AIM OF THE TASK:
Whichever lines include the word "icon", copy them as they appear in the data.
(Beginning of THE DATA)
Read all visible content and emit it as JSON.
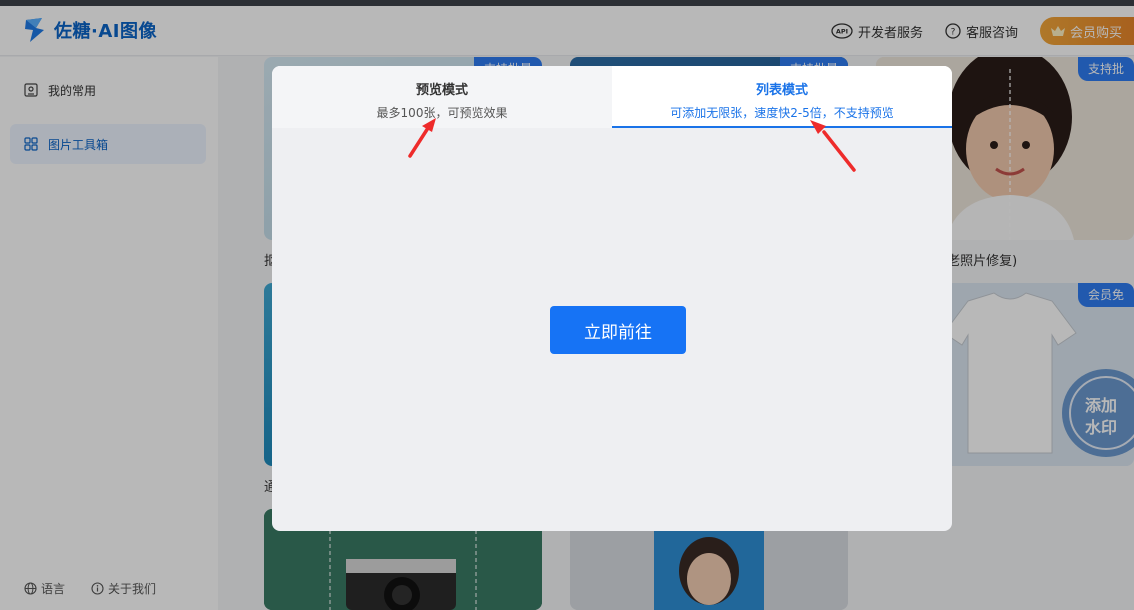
{
  "header": {
    "logo_text": "佐糖·AI图像",
    "links": [
      {
        "label": "开发者服务",
        "icon": "api-icon"
      },
      {
        "label": "客服咨询",
        "icon": "help-icon"
      }
    ],
    "vip_label": "会员购买"
  },
  "sidebar": {
    "items": [
      {
        "label": "我的常用",
        "icon": "recent-icon",
        "active": false
      },
      {
        "label": "图片工具箱",
        "icon": "grid-icon",
        "active": true
      }
    ],
    "footer": [
      {
        "label": "语言",
        "icon": "globe-icon"
      },
      {
        "label": "关于我们",
        "icon": "info-icon"
      }
    ]
  },
  "cards": {
    "tags": [
      "支持批量",
      "支持批量",
      "支持批",
      "会员免"
    ],
    "labels": [
      "抠",
      "(老照片修复)",
      "通"
    ]
  },
  "modal": {
    "tabs": [
      {
        "title": "预览模式",
        "subtitle": "最多100张，可预览效果",
        "active": false
      },
      {
        "title": "列表模式",
        "subtitle": "可添加无限张，速度快2-5倍，不支持预览",
        "active": true
      }
    ],
    "go_button": "立即前往"
  },
  "colors": {
    "brand": "#0a64c8",
    "accent": "#1673f5",
    "vip": "#e8862a",
    "annotation_arrow": "#ee2b2b"
  }
}
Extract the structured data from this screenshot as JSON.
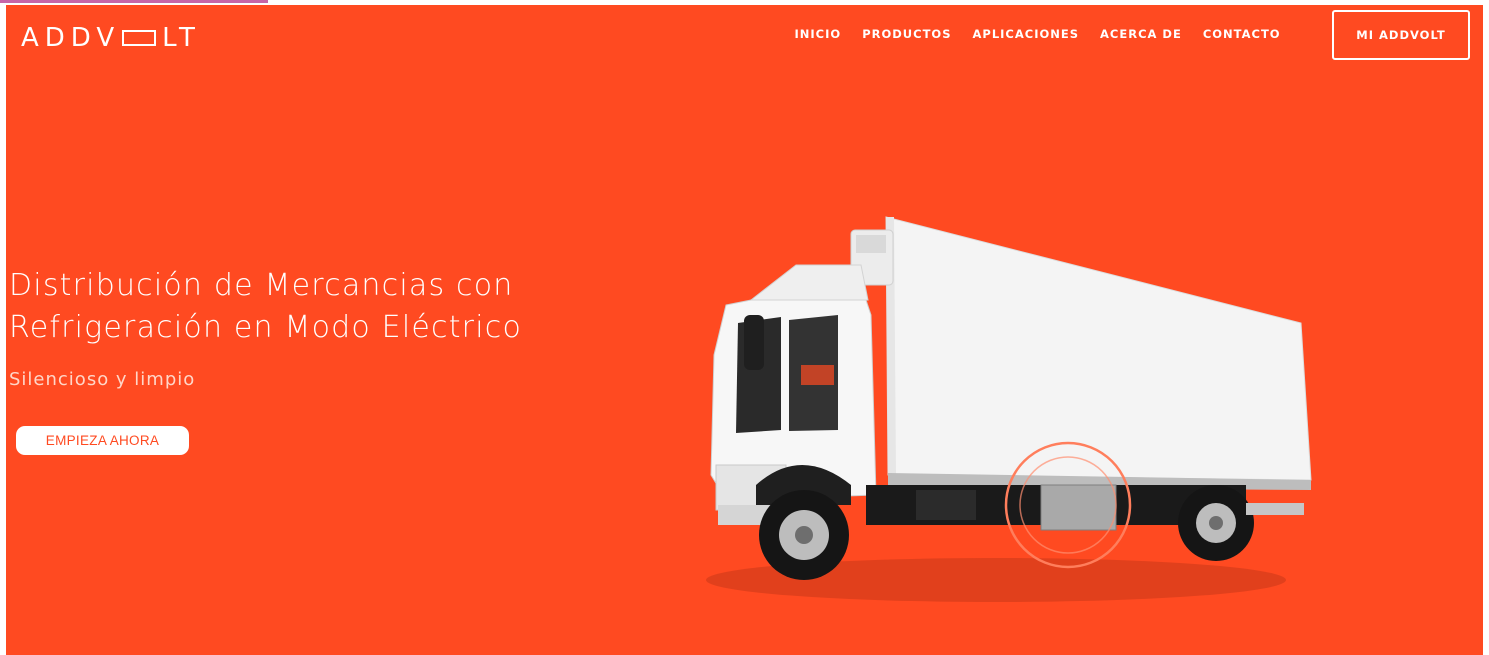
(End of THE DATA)
TASK RESPONSE:
        "icon": "api-icon"
        "icon": "help-icon"
        "icon": "recent-icon",
        "icon": "grid-icon",
        "icon": "globe-icon"
        "icon": "info-icon"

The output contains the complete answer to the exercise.